Excerpts from an interface dataset
=-=-=
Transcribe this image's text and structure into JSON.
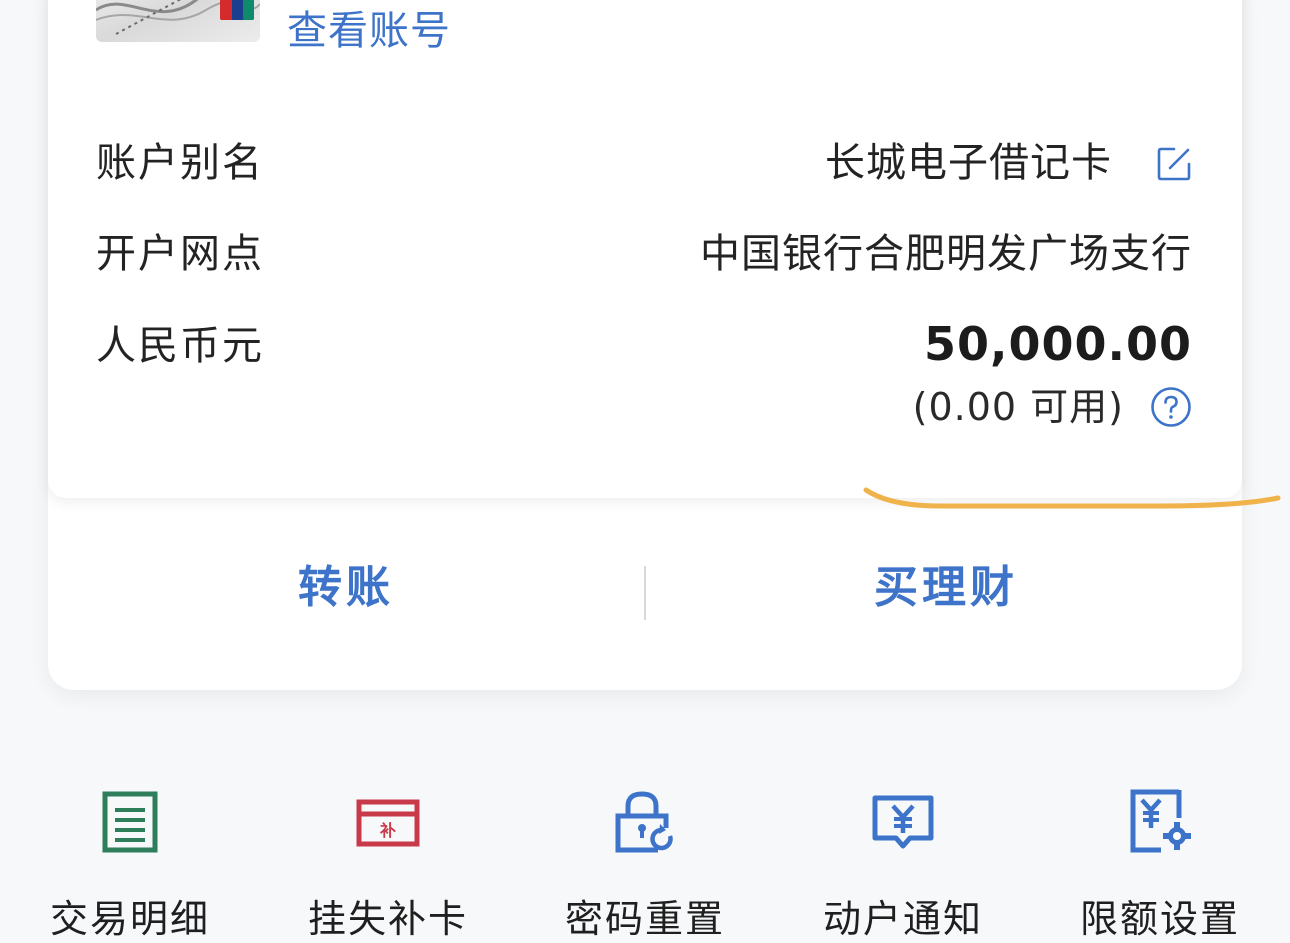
{
  "account_card": {
    "view_account_link": "查看账号",
    "card_thumbnail_icon": "unionpay-card-icon",
    "rows": [
      {
        "label": "账户别名",
        "value": "长城电子借记卡",
        "action_icon": "edit-icon"
      },
      {
        "label": "开户网点",
        "value": "中国银行合肥明发广场支行"
      },
      {
        "label": "人民币元",
        "value": "50,000.00",
        "sub_value": "(0.00 可用)",
        "action_icon": "help-icon"
      }
    ]
  },
  "actions": {
    "transfer": "转账",
    "buy_wealth": "买理财"
  },
  "menu": [
    {
      "label": "交易明细",
      "icon": "transaction-list-icon",
      "color": "#2e7d5b"
    },
    {
      "label": "挂失补卡",
      "icon": "card-replace-icon",
      "color": "#c8394a"
    },
    {
      "label": "密码重置",
      "icon": "password-reset-icon",
      "color": "#3d73c9"
    },
    {
      "label": "动户通知",
      "icon": "account-alert-icon",
      "color": "#3d73c9"
    },
    {
      "label": "限额设置",
      "icon": "limit-settings-icon",
      "color": "#3d73c9"
    }
  ],
  "theme": {
    "accent": "#3d73c9",
    "annotation": "#f0b24a"
  }
}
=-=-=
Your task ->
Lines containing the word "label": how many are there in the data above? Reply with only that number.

Reply ->
8